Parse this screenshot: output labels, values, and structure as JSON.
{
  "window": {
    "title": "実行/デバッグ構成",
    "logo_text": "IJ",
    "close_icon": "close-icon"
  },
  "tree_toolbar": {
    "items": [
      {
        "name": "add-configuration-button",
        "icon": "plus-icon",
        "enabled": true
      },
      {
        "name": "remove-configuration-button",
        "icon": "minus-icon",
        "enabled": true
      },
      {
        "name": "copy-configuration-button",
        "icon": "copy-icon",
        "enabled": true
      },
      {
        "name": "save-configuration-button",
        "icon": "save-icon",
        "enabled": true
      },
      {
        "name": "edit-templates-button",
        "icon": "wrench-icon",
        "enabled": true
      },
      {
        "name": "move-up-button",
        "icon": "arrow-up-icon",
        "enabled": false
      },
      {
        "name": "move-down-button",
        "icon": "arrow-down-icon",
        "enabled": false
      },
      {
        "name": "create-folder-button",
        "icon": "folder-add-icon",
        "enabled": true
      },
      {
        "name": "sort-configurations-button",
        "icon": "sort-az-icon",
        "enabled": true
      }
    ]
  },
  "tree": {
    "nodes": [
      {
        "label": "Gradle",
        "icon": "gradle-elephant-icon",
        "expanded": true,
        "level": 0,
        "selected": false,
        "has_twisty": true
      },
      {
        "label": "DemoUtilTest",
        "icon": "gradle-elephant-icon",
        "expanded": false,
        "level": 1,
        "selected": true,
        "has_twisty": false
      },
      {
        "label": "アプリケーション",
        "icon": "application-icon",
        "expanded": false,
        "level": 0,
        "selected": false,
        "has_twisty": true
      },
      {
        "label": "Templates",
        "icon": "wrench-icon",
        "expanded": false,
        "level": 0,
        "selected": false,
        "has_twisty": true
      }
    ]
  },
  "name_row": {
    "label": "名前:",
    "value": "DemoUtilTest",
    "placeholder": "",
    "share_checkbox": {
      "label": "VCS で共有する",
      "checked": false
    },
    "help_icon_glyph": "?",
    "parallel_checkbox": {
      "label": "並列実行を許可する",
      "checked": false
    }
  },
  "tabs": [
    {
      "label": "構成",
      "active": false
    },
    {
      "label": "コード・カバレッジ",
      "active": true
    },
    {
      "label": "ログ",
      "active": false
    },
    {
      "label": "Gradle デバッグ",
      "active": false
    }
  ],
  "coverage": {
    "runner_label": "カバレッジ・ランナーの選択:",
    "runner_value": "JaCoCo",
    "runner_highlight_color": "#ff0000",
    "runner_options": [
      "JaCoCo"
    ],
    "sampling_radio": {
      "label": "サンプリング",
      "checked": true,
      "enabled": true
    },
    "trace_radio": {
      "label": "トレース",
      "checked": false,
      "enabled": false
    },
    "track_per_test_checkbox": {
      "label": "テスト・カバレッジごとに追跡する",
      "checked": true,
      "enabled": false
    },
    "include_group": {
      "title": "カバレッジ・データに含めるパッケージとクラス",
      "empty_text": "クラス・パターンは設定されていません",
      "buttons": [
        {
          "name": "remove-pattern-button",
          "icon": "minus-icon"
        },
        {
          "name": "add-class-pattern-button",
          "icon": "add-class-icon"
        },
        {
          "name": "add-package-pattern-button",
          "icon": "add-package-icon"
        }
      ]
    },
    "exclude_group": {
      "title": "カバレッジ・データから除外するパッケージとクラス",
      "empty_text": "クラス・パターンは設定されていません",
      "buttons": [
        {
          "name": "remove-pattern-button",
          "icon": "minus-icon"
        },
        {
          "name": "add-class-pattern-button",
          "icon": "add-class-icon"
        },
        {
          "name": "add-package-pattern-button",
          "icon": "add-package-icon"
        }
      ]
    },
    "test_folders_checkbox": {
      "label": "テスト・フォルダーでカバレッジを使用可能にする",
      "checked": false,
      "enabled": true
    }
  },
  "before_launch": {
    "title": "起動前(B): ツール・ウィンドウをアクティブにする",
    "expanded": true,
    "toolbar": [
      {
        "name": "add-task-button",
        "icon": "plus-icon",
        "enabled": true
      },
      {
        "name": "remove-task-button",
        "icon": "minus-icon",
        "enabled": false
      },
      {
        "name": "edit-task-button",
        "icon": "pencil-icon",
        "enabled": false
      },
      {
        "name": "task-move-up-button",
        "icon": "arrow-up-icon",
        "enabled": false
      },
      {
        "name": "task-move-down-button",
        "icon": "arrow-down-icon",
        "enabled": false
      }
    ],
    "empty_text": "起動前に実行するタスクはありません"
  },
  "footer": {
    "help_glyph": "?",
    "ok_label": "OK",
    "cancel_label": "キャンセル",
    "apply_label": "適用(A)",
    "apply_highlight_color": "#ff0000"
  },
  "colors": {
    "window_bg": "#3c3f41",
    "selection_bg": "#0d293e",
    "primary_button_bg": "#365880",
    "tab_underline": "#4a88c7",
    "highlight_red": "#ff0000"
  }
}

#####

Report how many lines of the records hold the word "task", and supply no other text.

5